(Work request): Your task is to copy every line of the entries that contains "Tools".

(Information):
┌────────

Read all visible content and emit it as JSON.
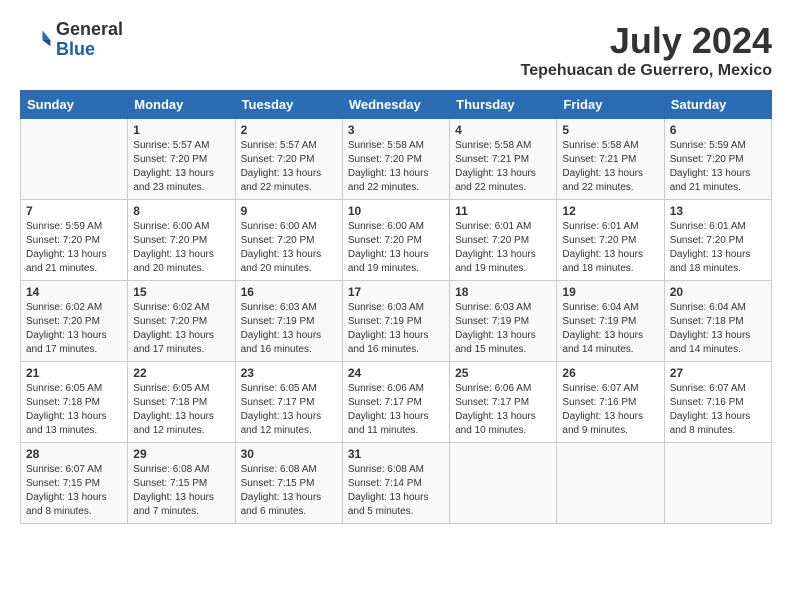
{
  "logo": {
    "general": "General",
    "blue": "Blue"
  },
  "header": {
    "month_year": "July 2024",
    "location": "Tepehuacan de Guerrero, Mexico"
  },
  "days_of_week": [
    "Sunday",
    "Monday",
    "Tuesday",
    "Wednesday",
    "Thursday",
    "Friday",
    "Saturday"
  ],
  "weeks": [
    [
      {
        "day": "",
        "info": ""
      },
      {
        "day": "1",
        "info": "Sunrise: 5:57 AM\nSunset: 7:20 PM\nDaylight: 13 hours\nand 23 minutes."
      },
      {
        "day": "2",
        "info": "Sunrise: 5:57 AM\nSunset: 7:20 PM\nDaylight: 13 hours\nand 22 minutes."
      },
      {
        "day": "3",
        "info": "Sunrise: 5:58 AM\nSunset: 7:20 PM\nDaylight: 13 hours\nand 22 minutes."
      },
      {
        "day": "4",
        "info": "Sunrise: 5:58 AM\nSunset: 7:21 PM\nDaylight: 13 hours\nand 22 minutes."
      },
      {
        "day": "5",
        "info": "Sunrise: 5:58 AM\nSunset: 7:21 PM\nDaylight: 13 hours\nand 22 minutes."
      },
      {
        "day": "6",
        "info": "Sunrise: 5:59 AM\nSunset: 7:20 PM\nDaylight: 13 hours\nand 21 minutes."
      }
    ],
    [
      {
        "day": "7",
        "info": "Sunrise: 5:59 AM\nSunset: 7:20 PM\nDaylight: 13 hours\nand 21 minutes."
      },
      {
        "day": "8",
        "info": "Sunrise: 6:00 AM\nSunset: 7:20 PM\nDaylight: 13 hours\nand 20 minutes."
      },
      {
        "day": "9",
        "info": "Sunrise: 6:00 AM\nSunset: 7:20 PM\nDaylight: 13 hours\nand 20 minutes."
      },
      {
        "day": "10",
        "info": "Sunrise: 6:00 AM\nSunset: 7:20 PM\nDaylight: 13 hours\nand 19 minutes."
      },
      {
        "day": "11",
        "info": "Sunrise: 6:01 AM\nSunset: 7:20 PM\nDaylight: 13 hours\nand 19 minutes."
      },
      {
        "day": "12",
        "info": "Sunrise: 6:01 AM\nSunset: 7:20 PM\nDaylight: 13 hours\nand 18 minutes."
      },
      {
        "day": "13",
        "info": "Sunrise: 6:01 AM\nSunset: 7:20 PM\nDaylight: 13 hours\nand 18 minutes."
      }
    ],
    [
      {
        "day": "14",
        "info": "Sunrise: 6:02 AM\nSunset: 7:20 PM\nDaylight: 13 hours\nand 17 minutes."
      },
      {
        "day": "15",
        "info": "Sunrise: 6:02 AM\nSunset: 7:20 PM\nDaylight: 13 hours\nand 17 minutes."
      },
      {
        "day": "16",
        "info": "Sunrise: 6:03 AM\nSunset: 7:19 PM\nDaylight: 13 hours\nand 16 minutes."
      },
      {
        "day": "17",
        "info": "Sunrise: 6:03 AM\nSunset: 7:19 PM\nDaylight: 13 hours\nand 16 minutes."
      },
      {
        "day": "18",
        "info": "Sunrise: 6:03 AM\nSunset: 7:19 PM\nDaylight: 13 hours\nand 15 minutes."
      },
      {
        "day": "19",
        "info": "Sunrise: 6:04 AM\nSunset: 7:19 PM\nDaylight: 13 hours\nand 14 minutes."
      },
      {
        "day": "20",
        "info": "Sunrise: 6:04 AM\nSunset: 7:18 PM\nDaylight: 13 hours\nand 14 minutes."
      }
    ],
    [
      {
        "day": "21",
        "info": "Sunrise: 6:05 AM\nSunset: 7:18 PM\nDaylight: 13 hours\nand 13 minutes."
      },
      {
        "day": "22",
        "info": "Sunrise: 6:05 AM\nSunset: 7:18 PM\nDaylight: 13 hours\nand 12 minutes."
      },
      {
        "day": "23",
        "info": "Sunrise: 6:05 AM\nSunset: 7:17 PM\nDaylight: 13 hours\nand 12 minutes."
      },
      {
        "day": "24",
        "info": "Sunrise: 6:06 AM\nSunset: 7:17 PM\nDaylight: 13 hours\nand 11 minutes."
      },
      {
        "day": "25",
        "info": "Sunrise: 6:06 AM\nSunset: 7:17 PM\nDaylight: 13 hours\nand 10 minutes."
      },
      {
        "day": "26",
        "info": "Sunrise: 6:07 AM\nSunset: 7:16 PM\nDaylight: 13 hours\nand 9 minutes."
      },
      {
        "day": "27",
        "info": "Sunrise: 6:07 AM\nSunset: 7:16 PM\nDaylight: 13 hours\nand 8 minutes."
      }
    ],
    [
      {
        "day": "28",
        "info": "Sunrise: 6:07 AM\nSunset: 7:15 PM\nDaylight: 13 hours\nand 8 minutes."
      },
      {
        "day": "29",
        "info": "Sunrise: 6:08 AM\nSunset: 7:15 PM\nDaylight: 13 hours\nand 7 minutes."
      },
      {
        "day": "30",
        "info": "Sunrise: 6:08 AM\nSunset: 7:15 PM\nDaylight: 13 hours\nand 6 minutes."
      },
      {
        "day": "31",
        "info": "Sunrise: 6:08 AM\nSunset: 7:14 PM\nDaylight: 13 hours\nand 5 minutes."
      },
      {
        "day": "",
        "info": ""
      },
      {
        "day": "",
        "info": ""
      },
      {
        "day": "",
        "info": ""
      }
    ]
  ]
}
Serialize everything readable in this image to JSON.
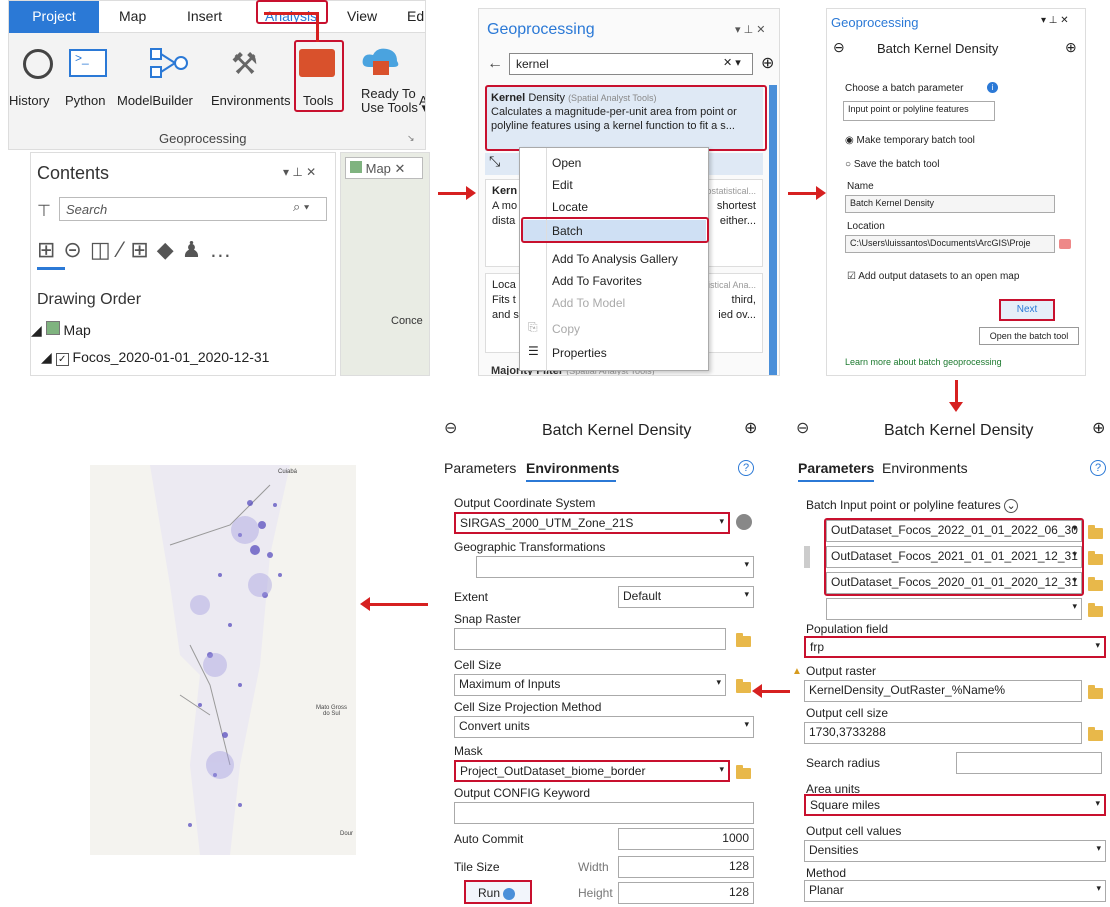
{
  "ribbon": {
    "tabs": [
      "Project",
      "Map",
      "Insert",
      "Analysis",
      "View",
      "Edi"
    ],
    "buttons": [
      "History",
      "Python",
      "ModelBuilder",
      "Environments",
      "Tools",
      "Ready To",
      "Use Tools ▾",
      "A"
    ],
    "group": "Geoprocessing"
  },
  "contents": {
    "title": "Contents",
    "search_placeholder": "Search",
    "drawing_order": "Drawing Order",
    "map_item": "Map",
    "layer": "Focos_2020-01-01_2020-12-31",
    "map_tab": "Map",
    "map_label": "Conce"
  },
  "geo": {
    "title": "Geoprocessing",
    "search": "kernel",
    "tool1_name": "Kernel",
    "tool1_name2": "Density",
    "tool1_sub": "(Spatial Analyst Tools)",
    "tool1_desc": "Calculates a magnitude-per-unit area from point or polyline features using a kernel function to fit a s...",
    "tool2_name": "Kern",
    "tool2_sub": "eostatistical...",
    "tool2_desc1": "A mo",
    "tool2_desc1b": "shortest",
    "tool2_desc2": "dista",
    "tool2_desc2b": "either...",
    "tool3_name": "Loca",
    "tool3_sub": "tistical Ana...",
    "tool3_desc1": "Fits t",
    "tool3_desc1b": "third,",
    "tool3_desc2": "and s",
    "tool3_desc2b": "ied ov...",
    "tool4": "Majority Filter",
    "tool4_sub": "(Spatial Analyst Tools)",
    "menu": [
      "Open",
      "Edit",
      "Locate",
      "Batch",
      "Add To Analysis Gallery",
      "Add To Favorites",
      "Add To Model",
      "Copy",
      "Properties"
    ]
  },
  "batch1": {
    "title": "Geoprocessing",
    "header": "Batch Kernel Density",
    "choose": "Choose a batch parameter",
    "param": "Input point or polyline features",
    "opt1": "Make temporary batch tool",
    "opt2": "Save the batch tool",
    "name_lbl": "Name",
    "name_val": "Batch Kernel Density",
    "loc_lbl": "Location",
    "loc_val": "C:\\Users\\luissantos\\Documents\\ArcGIS\\Proje",
    "add_out": "Add output datasets to an open map",
    "next": "Next",
    "tooltip": "Open the batch tool",
    "learn": "Learn more about batch geoprocessing"
  },
  "env": {
    "header": "Batch Kernel Density",
    "tab_params": "Parameters",
    "tab_env": "Environments",
    "ocs_lbl": "Output Coordinate System",
    "ocs": "SIRGAS_2000_UTM_Zone_21S",
    "gt_lbl": "Geographic Transformations",
    "extent_lbl": "Extent",
    "extent": "Default",
    "snap_lbl": "Snap Raster",
    "cell_lbl": "Cell Size",
    "cell": "Maximum of Inputs",
    "cspm_lbl": "Cell Size Projection Method",
    "cspm": "Convert units",
    "mask_lbl": "Mask",
    "mask": "Project_OutDataset_biome_border",
    "config_lbl": "Output CONFIG Keyword",
    "auto_lbl": "Auto Commit",
    "auto": "1000",
    "tile_lbl": "Tile Size",
    "width_lbl": "Width",
    "width": "128",
    "height_lbl": "Height",
    "height": "128",
    "run": "Run"
  },
  "params": {
    "header": "Batch Kernel Density",
    "tab_params": "Parameters",
    "tab_env": "Environments",
    "batch_lbl": "Batch Input point or polyline features",
    "inputs": [
      "OutDataset_Focos_2022_01_01_2022_06_30",
      "OutDataset_Focos_2021_01_01_2021_12_31",
      "OutDataset_Focos_2020_01_01_2020_12_31"
    ],
    "pop_lbl": "Population field",
    "pop": "frp",
    "out_lbl": "Output raster",
    "out": "KernelDensity_OutRaster_%Name%",
    "cellsize_lbl": "Output cell size",
    "cellsize": "1730,3733288",
    "radius_lbl": "Search radius",
    "area_lbl": "Area units",
    "area": "Square miles",
    "vals_lbl": "Output cell values",
    "vals": "Densities",
    "method_lbl": "Method",
    "method": "Planar"
  },
  "map2": {
    "label1": "Cuiabá",
    "label2": "Mato Gross\ndo Sul",
    "label3": "Dour"
  }
}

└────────

(Problem solution):
      "Tools",
      "Use Tools ▾",
    "tool1_sub": "(Spatial Analyst Tools)",
    "tool4_sub": "(Spatial Analyst Tools)",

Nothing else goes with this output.